Don’t expect any help from the program, though. The names appear to have been printed in reverse alphabetical order with no rhyme or reason as to who comes on stage when. Unless a character is called out by name (by someone who can project), it is impossible to know who is who, especially in a dark theater.

And it doesn’t help that there is a typo in the program. Two are listed as Zeus/drummer, when Giancarlo Gilbert-Igelsrud is the only drummer. His drumming is essential to creating many of the scenes. He’s a treasure, with the very best costume of the night. All percussionists should wear flashy gold.

But enough of the complaints. The show opens when McKella van Boxtel walks on stage as a tourist trying to get the history straight and is transformed by two muses (Cassidy Smith and Emma Larson) into the character of Athena, who will help Odysseus (Ryan Johnson) through his travels home from the Trojan War, which ended 10 years ago.

Van Boxtel does a wonderful job, a master of disguise who becomes the ever-present being in Odysseus’ journey.

Smith provides vocals in several spots and displays a beautiful voice.

Odysseus is eager to get home to his wife, the patient and wise Penelope (Garnet Phinney), but Poseidon (Mez) is holding a grudge and refuses to let the hero return home. Penelope spends the show fending off suitors.

Johnson gives a powerful performance as the tortured Odysseus, whose return home involves encounters with characters like the enchantress Circe, the goddess Calypso and the Sirens, beautiful creatures who lure sailors to their death by their singing (Gracelyn Watkins plays both Circe and Calypso as well as one of the Sirens).

Waiting at home with mama Penelope in Ithaca is Odysseus’ son Telemachus, played by the Chris Colfer look-alike Grey Turner. At only 14, Turner is one of the youngest in the cast, yet gives one of the strongest and most memorable performances. This young actor is going to be a pleasure to watch as he moves through his time with Acme.

There is also an absolutely fabulous Cyclops eye for which the tech crew gets high praise.

Odysseus takes this journey home with his BFF Eumaeus (Rocket Drew) who is there at the end to get rid of Penelope’s many would-be suitors and convince her that Odysseus is, indeed, finally home.
This is a perfect show for high school-age actors. As director Hunt says “they are enduring experiences that high schoolers viscerally understand: loss, isolation, searching, adventure and, above all, the pain and beauty of love.

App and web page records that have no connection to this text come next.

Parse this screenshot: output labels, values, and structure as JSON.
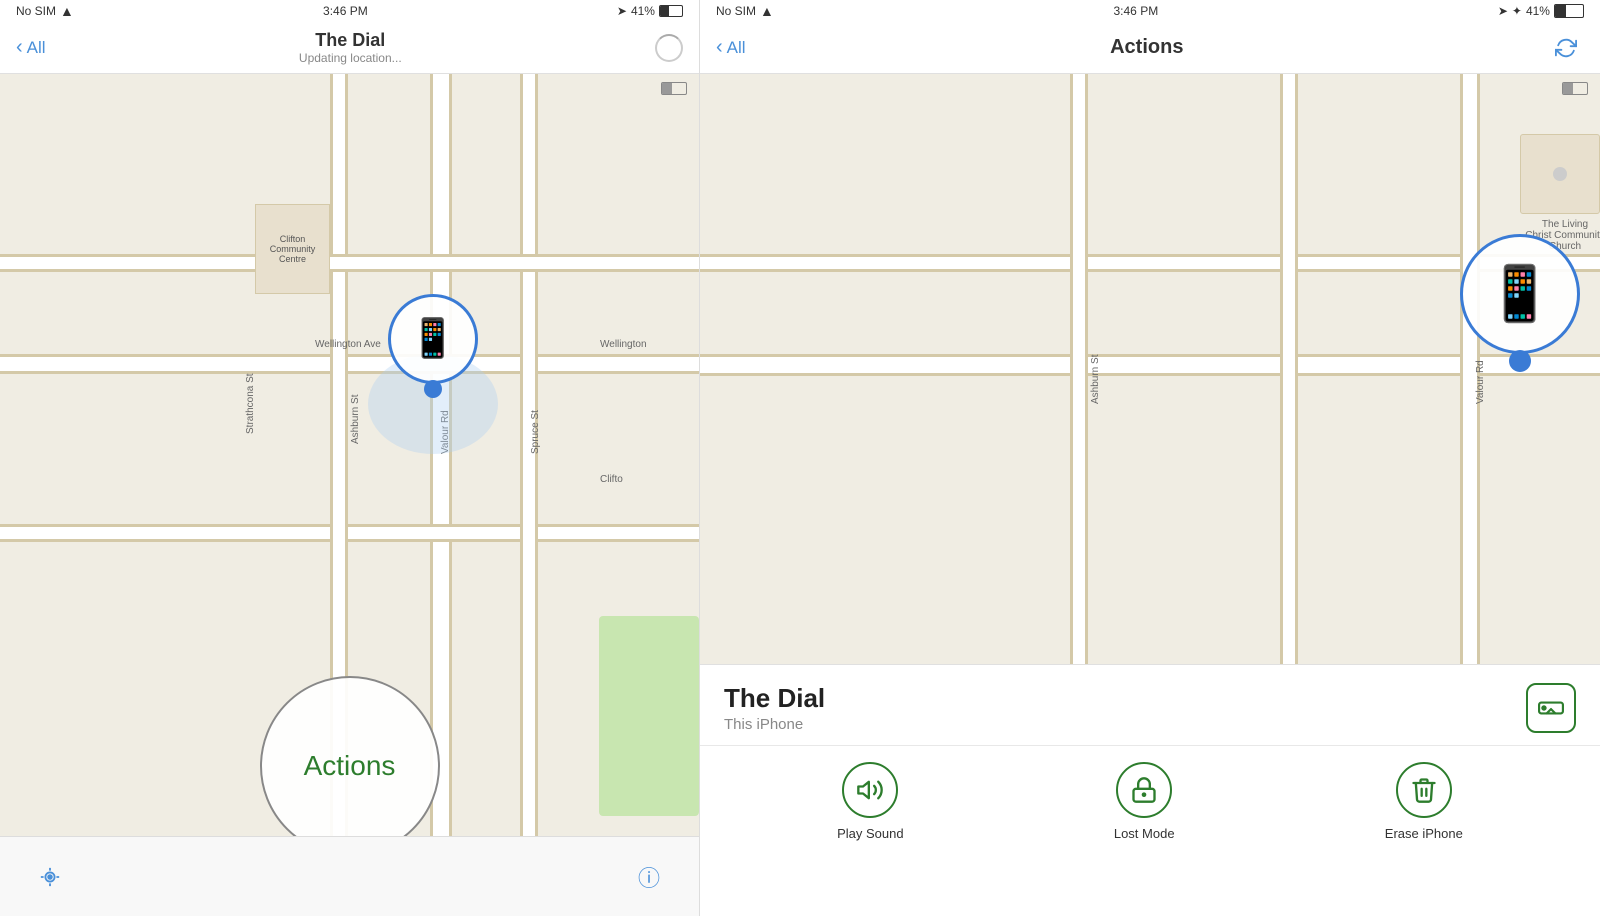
{
  "left_phone": {
    "status_bar": {
      "carrier": "No SIM",
      "time": "3:46 PM",
      "battery_pct": "41%"
    },
    "nav": {
      "back_label": "All",
      "title": "The Dial",
      "subtitle": "Updating location..."
    },
    "map": {
      "labels": [
        "Wellington Ave",
        "Wellington",
        "Clifton",
        "Strathcona St",
        "Ashburn St",
        "Valour Rd",
        "Spruce St"
      ],
      "building_label": "Clifton\nmmunity\nCentre"
    },
    "bottom": {
      "actions_label": "Actions",
      "info_icon": "ⓘ"
    }
  },
  "right_phone": {
    "status_bar": {
      "carrier": "No SIM",
      "time": "3:46 PM",
      "battery_pct": "41%"
    },
    "nav": {
      "back_label": "All",
      "title": "Actions"
    },
    "map": {
      "labels": [
        "The Living\nChrist Community\nChurch",
        "Ashburn St",
        "Valour Rd"
      ]
    },
    "info_panel": {
      "device_name": "The Dial",
      "device_type": "This iPhone",
      "directions_icon": "🚗"
    },
    "actions": [
      {
        "id": "play-sound",
        "label": "Play Sound",
        "icon": "🔊"
      },
      {
        "id": "lost-mode",
        "label": "Lost Mode",
        "icon": "🔒"
      },
      {
        "id": "erase-iphone",
        "label": "Erase iPhone",
        "icon": "🗑"
      }
    ]
  }
}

We are very fortunate in Davis that we have such an organization as Acme, which can get high school kids excited about learning the classics and working so hard to bring them to life.